Most pedestrians of Sproul Plaza have probably noticed that the University of California Police Department (UCPD) has been cracking down on bicyclists in recent weeks, handing out dozens of tickets to students in violation of the university’s ”Dismount Zone” policy. A relatively unknown and ignored rule, the Dismount Zone is a designated area on south campus where bicyclists are required to walk instead of ride their bikes during the heaviest hours of foot traffic on weekdays. So, when undergraduate Jim Allen saw UCPD officer Sean Aranas hypocritically violating the university’s Dismount Zone policy by riding a bike in Dwinelle Plaza last month, he got a little frustrated and decided to express his annoyance. Here’s how Officer Aranas described Jim’s subsequent actions in his official report:
I was on duty, in full police uniform, and was riding a marked patrol bicycle. I was riding 5-10 mph in Dwinell[e] Plaza. Subj. walk[ed] 7′ past me and said to me in a hostile voice, “Walk your fucking bicycle!” I ask[ed] subj. to stop and ID himself and he complied. Subj. confirmed he had been using profanity and talking to me because he did not believe police should ride bicycles in dismount zones.

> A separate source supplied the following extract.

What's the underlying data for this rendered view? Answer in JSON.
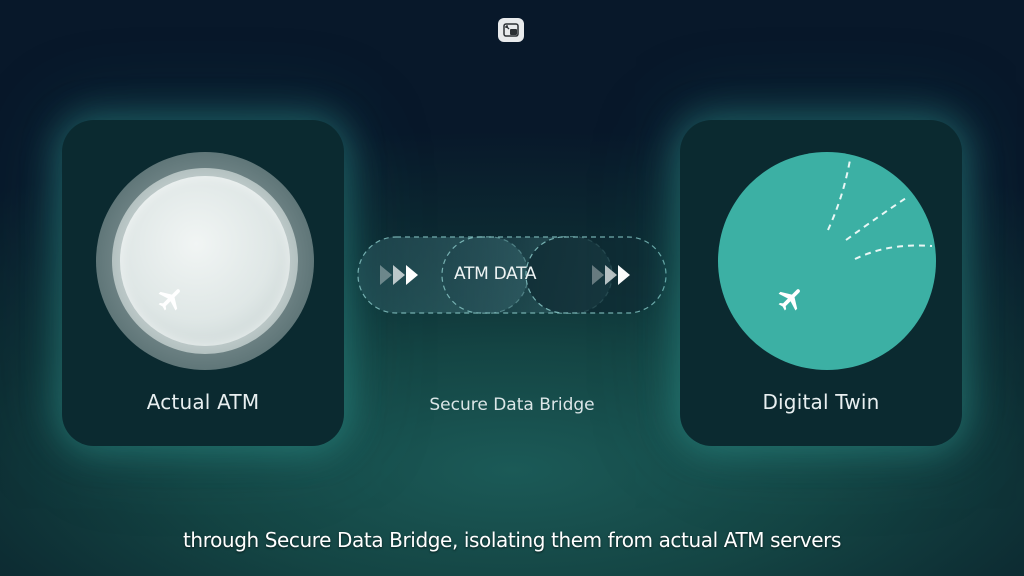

As you’ve probably guessed from the report, Allen was cited for allegedly breaking the Student Code of Conduct, despite the fact that Officer Aranas could not pinpoint the specific policy he was in “violation” of. Having felt that his First Amendment rights were violated, Allen immediately contacted the Foundation for Individual Rights in Education (FIRE), a non-profit group that protects civil liberties on college campuses and which has dealt with several cases in Berkeley. With help from FIRE and from sensible bureaucrats at the Student Conduct and Community Standards office, the charges against Allen were completely dropped the following week– a much-needed victory for free speech, ironically at the very home of the Free Speech Movement.
Although some would object to the content of Allen’s speech, especially because it was directed toward a police officer, it is nevertheless protected under the First Amendment. The fact that the charges brought against him were dropped serves as a symbolic reminder of how all constitutional speech should be protected, regardless of the perceived “obscenity” or “disrespectfulness” of the speaker. After all, one cannot truly be a defender of free speech if he or she does stand up for it in even the most uncomfortable circumstances. Perhaps John Stuart Mill put it best when he made this observation in On Liberty: “Strange it is, that men should admit the validity of the arguments for free discussion, but object to their being ‘pushed to an extreme’; not seeing that unless the reasons are good for an extreme case, they are not good for any